» **Task requirements**:
Report the tally of lines featuring the word "this" in the entries below, without anything else.

====== Data extract ======

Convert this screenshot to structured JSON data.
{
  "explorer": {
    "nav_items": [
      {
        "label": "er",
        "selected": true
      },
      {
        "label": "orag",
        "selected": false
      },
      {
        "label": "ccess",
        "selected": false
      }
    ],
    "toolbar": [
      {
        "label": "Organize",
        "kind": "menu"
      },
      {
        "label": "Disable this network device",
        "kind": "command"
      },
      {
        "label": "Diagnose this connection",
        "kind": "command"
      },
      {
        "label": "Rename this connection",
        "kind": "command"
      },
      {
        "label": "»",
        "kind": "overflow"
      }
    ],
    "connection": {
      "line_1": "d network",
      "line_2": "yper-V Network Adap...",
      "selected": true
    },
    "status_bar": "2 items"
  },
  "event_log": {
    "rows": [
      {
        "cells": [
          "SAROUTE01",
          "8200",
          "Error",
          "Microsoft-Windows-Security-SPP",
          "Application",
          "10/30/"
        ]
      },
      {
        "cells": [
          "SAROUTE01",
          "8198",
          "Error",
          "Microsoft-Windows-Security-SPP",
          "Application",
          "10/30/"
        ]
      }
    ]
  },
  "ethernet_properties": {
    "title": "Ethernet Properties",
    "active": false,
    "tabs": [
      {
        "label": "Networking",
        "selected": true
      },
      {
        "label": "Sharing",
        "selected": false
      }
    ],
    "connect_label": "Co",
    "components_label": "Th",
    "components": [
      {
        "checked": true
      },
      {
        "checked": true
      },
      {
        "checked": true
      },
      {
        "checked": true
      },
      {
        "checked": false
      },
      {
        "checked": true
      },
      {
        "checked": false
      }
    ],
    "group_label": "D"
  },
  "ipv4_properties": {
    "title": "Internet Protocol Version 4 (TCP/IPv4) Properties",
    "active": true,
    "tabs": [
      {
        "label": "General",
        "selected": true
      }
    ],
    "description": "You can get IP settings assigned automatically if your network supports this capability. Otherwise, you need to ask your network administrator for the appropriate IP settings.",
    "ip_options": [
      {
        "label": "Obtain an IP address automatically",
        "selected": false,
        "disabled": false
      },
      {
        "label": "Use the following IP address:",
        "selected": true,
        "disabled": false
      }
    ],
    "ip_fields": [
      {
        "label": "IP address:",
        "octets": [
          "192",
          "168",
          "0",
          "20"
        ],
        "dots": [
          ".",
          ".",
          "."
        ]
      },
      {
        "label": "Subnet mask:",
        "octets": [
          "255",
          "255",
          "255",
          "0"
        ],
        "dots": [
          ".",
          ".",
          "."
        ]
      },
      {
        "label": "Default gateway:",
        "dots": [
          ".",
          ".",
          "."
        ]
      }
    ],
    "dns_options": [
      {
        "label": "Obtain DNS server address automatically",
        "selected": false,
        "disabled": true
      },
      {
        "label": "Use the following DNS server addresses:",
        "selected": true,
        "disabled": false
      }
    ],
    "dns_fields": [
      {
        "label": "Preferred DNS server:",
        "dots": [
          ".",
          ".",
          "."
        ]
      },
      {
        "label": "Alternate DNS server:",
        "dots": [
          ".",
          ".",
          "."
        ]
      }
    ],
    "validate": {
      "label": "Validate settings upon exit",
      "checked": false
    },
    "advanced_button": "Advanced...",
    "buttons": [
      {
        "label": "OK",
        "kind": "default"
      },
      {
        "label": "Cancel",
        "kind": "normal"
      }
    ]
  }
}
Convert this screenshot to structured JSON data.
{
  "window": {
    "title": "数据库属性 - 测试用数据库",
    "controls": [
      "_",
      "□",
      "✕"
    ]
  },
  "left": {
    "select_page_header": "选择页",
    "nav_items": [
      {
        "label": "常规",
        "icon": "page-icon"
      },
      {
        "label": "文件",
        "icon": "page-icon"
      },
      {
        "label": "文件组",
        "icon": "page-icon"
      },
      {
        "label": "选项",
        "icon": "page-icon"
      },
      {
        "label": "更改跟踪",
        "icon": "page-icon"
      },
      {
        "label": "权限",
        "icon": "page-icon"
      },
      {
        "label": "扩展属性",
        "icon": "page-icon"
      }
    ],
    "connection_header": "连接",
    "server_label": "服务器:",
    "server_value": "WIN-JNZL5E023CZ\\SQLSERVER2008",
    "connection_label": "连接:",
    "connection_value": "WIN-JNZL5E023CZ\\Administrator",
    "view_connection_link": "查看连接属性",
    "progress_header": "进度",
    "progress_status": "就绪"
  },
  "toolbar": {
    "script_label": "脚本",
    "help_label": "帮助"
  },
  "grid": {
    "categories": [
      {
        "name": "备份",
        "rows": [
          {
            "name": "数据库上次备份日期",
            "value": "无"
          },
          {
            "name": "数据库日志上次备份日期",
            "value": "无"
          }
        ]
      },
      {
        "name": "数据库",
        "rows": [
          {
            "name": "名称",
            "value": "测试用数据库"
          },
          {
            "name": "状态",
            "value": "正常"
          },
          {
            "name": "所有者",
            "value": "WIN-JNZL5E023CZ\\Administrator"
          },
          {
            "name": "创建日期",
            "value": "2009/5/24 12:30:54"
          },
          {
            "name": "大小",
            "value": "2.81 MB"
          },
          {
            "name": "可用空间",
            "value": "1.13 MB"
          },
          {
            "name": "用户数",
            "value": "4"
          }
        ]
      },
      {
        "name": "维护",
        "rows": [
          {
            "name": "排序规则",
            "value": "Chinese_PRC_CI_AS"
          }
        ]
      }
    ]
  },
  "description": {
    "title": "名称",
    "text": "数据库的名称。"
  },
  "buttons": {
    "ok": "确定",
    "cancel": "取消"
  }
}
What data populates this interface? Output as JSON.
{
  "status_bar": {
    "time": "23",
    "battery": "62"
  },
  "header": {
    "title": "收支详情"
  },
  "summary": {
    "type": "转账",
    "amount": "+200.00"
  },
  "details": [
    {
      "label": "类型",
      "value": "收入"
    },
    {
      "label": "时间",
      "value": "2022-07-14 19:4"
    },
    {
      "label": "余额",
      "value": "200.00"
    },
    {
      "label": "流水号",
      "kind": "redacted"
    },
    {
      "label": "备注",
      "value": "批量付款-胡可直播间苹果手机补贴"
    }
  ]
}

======

» **Written answer**:
7